- Exercise input -
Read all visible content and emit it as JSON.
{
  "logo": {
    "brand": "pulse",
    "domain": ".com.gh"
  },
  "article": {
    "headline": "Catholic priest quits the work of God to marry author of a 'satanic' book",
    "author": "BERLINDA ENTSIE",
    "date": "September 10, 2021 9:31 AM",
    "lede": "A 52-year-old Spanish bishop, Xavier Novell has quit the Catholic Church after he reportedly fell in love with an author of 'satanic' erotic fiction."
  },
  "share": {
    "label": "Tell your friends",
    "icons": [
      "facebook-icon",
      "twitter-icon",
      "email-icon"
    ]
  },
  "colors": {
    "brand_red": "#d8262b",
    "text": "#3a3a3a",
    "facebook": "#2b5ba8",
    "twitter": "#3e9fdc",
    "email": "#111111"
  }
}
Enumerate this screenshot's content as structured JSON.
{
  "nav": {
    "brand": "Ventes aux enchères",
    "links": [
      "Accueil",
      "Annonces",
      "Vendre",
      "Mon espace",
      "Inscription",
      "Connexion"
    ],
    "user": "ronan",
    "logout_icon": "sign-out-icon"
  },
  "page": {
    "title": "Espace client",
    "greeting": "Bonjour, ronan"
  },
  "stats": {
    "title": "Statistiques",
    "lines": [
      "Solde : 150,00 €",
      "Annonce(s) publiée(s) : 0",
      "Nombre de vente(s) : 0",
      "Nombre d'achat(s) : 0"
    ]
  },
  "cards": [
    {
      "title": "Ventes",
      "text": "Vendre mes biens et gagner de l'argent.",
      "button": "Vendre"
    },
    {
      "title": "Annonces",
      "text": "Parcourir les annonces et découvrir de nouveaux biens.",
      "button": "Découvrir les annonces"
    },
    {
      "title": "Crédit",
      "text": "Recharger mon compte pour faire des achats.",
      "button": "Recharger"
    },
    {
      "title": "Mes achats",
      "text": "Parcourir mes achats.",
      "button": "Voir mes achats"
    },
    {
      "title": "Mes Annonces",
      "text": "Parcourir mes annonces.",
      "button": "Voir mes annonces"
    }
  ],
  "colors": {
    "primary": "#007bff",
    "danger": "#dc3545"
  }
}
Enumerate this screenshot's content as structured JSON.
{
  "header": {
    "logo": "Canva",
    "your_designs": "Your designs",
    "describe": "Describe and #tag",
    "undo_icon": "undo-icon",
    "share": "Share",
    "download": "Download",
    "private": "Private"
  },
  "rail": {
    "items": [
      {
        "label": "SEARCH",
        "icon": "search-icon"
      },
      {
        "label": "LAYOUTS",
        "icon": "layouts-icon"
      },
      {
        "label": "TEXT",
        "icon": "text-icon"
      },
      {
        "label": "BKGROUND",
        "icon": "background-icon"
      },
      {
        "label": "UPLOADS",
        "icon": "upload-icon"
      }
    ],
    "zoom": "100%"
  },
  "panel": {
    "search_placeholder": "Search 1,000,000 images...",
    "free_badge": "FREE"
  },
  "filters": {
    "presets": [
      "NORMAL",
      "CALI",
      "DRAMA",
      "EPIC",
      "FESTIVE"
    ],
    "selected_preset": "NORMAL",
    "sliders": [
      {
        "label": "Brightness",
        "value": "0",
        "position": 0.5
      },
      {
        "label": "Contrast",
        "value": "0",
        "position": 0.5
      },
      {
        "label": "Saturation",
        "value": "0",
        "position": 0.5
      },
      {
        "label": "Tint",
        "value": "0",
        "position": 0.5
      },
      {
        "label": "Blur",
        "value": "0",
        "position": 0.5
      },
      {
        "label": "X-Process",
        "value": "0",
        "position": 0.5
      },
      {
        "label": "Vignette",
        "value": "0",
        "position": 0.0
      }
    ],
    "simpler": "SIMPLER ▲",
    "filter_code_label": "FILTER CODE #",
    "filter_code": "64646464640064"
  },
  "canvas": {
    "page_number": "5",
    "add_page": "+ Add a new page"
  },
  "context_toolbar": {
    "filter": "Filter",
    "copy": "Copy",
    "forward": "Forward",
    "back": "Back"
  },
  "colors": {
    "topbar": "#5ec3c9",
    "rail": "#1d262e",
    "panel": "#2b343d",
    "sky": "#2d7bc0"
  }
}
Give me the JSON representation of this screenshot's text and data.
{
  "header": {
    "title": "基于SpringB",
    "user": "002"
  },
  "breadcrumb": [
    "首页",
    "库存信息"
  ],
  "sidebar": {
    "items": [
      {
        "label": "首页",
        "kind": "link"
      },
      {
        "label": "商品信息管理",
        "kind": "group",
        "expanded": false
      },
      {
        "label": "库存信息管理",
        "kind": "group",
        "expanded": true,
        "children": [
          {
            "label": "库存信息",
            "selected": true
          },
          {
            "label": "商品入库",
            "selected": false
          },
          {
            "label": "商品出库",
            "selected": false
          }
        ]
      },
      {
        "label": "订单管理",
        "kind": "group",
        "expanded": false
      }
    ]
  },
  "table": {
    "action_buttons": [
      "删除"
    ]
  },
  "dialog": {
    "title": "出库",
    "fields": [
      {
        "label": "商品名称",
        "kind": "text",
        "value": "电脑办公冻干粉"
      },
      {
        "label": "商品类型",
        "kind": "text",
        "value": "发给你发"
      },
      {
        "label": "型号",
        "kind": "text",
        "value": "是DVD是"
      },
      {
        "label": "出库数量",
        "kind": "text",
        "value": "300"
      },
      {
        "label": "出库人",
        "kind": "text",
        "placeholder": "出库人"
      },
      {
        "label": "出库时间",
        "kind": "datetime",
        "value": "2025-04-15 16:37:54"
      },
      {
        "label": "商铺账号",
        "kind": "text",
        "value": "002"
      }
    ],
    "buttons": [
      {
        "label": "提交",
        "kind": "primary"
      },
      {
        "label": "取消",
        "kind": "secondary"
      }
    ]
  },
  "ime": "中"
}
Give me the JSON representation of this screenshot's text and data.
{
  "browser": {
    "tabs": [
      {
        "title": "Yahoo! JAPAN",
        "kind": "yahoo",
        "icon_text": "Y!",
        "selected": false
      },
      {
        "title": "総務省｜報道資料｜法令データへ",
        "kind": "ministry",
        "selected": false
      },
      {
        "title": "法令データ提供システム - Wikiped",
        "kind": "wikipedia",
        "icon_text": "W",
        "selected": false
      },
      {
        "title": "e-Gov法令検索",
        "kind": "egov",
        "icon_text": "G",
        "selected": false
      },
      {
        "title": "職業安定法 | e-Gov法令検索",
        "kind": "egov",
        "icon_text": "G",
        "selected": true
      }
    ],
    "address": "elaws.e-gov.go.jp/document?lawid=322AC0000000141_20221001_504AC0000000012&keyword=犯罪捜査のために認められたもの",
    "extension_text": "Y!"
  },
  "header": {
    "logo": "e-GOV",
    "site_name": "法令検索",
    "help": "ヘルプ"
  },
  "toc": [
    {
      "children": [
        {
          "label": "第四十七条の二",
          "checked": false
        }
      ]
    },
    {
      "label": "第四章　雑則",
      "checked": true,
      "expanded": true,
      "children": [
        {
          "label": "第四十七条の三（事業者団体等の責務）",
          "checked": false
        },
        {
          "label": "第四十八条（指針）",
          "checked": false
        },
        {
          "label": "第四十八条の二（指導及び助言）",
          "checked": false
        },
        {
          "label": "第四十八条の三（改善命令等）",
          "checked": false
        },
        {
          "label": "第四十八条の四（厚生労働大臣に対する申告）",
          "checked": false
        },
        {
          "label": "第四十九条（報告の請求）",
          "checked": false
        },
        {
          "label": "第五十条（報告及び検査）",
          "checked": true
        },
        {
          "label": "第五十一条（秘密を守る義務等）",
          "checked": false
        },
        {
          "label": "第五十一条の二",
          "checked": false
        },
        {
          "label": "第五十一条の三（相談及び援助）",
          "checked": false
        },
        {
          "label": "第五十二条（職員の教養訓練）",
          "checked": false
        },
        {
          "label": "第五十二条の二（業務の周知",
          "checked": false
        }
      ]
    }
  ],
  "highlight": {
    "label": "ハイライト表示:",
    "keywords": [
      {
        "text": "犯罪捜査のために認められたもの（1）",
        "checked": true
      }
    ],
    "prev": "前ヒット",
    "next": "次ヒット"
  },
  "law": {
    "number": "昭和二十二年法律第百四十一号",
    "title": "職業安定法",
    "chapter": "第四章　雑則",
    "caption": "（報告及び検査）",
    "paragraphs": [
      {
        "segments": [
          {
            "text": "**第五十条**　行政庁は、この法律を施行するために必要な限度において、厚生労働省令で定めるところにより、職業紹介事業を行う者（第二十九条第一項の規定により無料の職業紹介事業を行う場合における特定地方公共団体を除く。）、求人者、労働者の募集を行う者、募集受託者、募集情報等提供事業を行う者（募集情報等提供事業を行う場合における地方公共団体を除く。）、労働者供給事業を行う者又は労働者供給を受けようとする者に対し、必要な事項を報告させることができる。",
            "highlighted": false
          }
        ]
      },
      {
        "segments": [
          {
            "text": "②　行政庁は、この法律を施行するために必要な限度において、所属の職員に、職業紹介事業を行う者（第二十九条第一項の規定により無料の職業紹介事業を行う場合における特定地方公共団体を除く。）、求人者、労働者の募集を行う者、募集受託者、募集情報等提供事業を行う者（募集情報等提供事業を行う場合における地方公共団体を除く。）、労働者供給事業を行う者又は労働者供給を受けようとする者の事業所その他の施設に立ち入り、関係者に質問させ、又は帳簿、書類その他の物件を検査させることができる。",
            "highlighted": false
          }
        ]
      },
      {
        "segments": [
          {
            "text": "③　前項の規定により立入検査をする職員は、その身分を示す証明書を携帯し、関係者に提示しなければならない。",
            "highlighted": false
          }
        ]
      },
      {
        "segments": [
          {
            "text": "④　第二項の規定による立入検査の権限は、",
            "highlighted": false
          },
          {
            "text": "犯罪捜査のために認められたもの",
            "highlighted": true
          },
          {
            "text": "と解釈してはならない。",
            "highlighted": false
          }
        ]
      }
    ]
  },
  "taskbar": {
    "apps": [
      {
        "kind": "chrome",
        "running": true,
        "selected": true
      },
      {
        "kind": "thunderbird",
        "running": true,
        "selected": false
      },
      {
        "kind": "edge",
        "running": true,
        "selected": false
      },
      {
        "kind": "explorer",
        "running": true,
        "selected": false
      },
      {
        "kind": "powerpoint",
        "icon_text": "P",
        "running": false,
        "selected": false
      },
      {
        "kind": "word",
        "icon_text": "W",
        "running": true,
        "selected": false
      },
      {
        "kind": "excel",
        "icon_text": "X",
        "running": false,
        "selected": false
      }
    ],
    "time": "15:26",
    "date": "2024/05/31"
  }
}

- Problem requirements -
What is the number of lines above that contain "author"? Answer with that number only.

- Output below -
3